> Excerpted records
-- Opening Marker --

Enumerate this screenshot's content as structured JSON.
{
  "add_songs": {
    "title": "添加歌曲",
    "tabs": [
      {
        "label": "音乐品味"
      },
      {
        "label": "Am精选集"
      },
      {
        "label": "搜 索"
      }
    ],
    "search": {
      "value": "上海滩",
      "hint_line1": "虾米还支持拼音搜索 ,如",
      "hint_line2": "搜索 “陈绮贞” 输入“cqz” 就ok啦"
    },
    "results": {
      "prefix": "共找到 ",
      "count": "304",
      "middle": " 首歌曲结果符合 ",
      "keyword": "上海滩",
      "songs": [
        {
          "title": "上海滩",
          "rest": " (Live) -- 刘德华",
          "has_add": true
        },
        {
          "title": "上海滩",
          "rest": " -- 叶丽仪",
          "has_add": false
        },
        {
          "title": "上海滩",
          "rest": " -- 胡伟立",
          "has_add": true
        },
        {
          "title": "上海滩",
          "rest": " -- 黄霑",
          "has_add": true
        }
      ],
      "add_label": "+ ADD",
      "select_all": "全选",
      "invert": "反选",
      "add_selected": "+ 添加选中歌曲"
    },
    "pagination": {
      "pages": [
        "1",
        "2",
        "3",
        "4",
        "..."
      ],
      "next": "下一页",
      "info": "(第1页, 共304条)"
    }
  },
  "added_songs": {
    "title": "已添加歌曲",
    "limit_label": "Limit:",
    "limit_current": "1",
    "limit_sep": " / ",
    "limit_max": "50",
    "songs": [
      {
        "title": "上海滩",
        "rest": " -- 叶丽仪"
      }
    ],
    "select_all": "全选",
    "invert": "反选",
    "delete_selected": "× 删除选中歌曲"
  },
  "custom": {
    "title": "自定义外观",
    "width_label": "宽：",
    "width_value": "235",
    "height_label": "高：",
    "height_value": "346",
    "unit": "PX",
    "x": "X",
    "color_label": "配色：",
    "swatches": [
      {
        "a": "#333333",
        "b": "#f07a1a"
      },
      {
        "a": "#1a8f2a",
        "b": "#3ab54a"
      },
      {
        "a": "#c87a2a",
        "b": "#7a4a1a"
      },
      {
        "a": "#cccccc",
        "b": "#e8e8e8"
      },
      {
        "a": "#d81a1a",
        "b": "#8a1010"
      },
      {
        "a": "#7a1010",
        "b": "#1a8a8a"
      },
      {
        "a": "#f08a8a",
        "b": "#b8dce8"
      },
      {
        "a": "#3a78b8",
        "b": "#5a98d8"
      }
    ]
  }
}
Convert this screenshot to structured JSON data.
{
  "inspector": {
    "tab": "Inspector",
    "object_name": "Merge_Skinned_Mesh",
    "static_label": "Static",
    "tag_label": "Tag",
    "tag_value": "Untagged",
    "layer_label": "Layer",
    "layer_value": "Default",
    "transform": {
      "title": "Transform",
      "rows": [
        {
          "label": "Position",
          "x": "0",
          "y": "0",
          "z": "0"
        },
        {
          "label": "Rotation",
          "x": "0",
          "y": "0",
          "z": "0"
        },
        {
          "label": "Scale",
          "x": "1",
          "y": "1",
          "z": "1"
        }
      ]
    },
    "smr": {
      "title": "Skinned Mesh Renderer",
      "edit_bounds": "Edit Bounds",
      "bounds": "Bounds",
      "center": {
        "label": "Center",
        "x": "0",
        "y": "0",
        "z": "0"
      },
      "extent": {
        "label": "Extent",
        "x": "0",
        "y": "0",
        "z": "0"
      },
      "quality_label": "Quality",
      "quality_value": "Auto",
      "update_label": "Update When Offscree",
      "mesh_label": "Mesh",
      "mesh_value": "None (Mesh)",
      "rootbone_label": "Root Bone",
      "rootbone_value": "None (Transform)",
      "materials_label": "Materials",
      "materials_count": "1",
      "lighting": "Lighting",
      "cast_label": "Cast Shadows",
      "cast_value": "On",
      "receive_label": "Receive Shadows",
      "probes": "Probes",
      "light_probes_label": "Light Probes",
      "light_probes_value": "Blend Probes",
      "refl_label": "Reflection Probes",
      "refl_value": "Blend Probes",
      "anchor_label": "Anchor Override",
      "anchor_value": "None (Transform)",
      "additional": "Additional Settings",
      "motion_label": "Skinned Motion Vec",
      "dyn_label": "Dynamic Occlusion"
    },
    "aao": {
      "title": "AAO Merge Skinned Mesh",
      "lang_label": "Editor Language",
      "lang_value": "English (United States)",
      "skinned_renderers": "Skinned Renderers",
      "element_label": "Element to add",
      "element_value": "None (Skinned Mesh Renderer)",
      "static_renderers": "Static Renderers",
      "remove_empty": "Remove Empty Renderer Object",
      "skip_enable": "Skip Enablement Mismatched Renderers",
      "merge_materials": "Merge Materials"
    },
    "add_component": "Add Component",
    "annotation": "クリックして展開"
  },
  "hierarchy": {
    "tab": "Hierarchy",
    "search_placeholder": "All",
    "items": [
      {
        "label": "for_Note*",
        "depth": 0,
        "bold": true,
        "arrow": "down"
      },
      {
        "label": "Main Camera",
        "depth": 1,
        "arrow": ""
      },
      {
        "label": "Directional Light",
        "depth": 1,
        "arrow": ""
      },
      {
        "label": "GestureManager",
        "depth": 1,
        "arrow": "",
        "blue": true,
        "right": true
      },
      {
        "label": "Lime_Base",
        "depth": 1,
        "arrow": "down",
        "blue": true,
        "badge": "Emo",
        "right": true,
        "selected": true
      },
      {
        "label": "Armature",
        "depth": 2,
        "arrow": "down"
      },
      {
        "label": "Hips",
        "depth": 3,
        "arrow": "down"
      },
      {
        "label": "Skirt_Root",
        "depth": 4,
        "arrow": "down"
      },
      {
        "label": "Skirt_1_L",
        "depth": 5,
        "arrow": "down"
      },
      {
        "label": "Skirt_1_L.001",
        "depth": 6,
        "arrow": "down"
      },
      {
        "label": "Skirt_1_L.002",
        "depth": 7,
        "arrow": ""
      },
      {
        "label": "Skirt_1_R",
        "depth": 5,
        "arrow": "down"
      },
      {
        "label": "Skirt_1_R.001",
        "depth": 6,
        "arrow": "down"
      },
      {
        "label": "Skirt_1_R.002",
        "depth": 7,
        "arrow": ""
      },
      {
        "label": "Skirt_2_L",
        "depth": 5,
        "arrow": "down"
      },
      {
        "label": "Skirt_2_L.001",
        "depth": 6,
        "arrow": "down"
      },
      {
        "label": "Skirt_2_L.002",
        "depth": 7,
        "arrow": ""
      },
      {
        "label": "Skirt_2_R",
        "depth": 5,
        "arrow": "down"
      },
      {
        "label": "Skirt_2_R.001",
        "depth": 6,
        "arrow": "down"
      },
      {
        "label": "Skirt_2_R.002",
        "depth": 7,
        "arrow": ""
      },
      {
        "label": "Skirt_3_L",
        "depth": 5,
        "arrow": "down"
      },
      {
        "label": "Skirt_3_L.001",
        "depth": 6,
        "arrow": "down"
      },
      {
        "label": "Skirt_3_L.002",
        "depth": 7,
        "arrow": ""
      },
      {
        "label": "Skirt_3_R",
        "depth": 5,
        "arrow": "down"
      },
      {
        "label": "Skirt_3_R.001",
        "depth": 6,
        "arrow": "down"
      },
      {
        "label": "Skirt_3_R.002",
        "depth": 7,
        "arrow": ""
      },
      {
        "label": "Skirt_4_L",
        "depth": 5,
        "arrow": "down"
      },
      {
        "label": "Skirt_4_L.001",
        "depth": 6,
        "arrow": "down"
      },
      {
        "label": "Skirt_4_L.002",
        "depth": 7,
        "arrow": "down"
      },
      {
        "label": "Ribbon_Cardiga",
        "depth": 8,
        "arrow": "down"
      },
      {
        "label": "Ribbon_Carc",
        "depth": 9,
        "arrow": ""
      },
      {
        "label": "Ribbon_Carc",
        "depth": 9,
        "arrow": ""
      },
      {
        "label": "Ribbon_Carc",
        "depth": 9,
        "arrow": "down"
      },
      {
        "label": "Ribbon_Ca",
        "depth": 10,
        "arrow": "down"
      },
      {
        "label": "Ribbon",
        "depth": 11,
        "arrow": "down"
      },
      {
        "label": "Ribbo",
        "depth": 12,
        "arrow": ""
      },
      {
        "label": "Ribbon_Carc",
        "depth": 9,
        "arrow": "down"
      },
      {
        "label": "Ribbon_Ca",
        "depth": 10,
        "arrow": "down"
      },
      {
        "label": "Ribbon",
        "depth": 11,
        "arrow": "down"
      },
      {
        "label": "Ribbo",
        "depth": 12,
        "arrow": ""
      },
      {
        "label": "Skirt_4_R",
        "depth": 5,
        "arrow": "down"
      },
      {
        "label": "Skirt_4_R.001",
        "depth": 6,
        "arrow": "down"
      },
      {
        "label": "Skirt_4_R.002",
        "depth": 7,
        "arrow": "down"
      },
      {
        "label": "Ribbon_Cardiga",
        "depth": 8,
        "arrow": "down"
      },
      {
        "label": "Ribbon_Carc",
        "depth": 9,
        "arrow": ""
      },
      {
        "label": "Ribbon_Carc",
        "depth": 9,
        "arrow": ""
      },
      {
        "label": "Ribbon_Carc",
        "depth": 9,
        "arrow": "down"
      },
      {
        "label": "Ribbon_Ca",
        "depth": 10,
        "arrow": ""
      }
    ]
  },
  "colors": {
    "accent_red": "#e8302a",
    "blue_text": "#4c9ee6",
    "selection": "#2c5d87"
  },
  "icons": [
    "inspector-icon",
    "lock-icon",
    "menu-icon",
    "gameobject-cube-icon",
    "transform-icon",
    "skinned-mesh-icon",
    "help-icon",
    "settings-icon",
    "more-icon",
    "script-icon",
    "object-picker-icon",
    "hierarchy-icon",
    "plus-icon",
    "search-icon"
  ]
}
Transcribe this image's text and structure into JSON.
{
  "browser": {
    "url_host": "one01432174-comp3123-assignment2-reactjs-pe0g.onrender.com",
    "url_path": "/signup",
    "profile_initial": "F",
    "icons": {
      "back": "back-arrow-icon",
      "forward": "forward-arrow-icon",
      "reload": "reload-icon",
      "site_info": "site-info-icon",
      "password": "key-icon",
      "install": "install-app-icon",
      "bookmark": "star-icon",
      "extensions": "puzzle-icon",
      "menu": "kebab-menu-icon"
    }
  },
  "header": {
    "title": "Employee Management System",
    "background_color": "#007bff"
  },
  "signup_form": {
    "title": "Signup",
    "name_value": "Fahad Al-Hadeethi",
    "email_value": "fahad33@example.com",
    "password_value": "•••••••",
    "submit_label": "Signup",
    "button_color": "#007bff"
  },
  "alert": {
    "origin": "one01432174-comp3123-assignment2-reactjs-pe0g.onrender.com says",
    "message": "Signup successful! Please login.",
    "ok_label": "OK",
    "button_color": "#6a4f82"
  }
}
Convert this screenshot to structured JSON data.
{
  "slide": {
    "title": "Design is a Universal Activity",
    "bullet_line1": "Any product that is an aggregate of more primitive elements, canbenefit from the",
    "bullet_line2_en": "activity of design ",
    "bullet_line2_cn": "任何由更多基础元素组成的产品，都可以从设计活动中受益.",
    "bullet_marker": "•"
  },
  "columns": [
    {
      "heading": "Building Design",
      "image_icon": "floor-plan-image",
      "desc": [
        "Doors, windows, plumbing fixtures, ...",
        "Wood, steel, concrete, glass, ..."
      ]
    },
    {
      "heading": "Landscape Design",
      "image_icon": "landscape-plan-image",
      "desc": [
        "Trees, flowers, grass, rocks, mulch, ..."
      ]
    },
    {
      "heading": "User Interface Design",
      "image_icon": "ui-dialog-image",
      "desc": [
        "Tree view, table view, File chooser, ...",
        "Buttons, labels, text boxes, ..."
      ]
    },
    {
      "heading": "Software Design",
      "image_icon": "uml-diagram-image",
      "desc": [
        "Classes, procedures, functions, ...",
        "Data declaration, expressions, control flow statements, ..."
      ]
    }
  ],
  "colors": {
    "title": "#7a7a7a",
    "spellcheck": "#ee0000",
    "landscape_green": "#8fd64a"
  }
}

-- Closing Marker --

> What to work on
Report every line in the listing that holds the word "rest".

> Reply
          "rest": " (Live) -- 刘德华",
          "rest": " -- 叶丽仪",
          "rest": " -- 胡伟立",
          "rest": " -- 黄霑",
        "rest": " -- 叶丽仪"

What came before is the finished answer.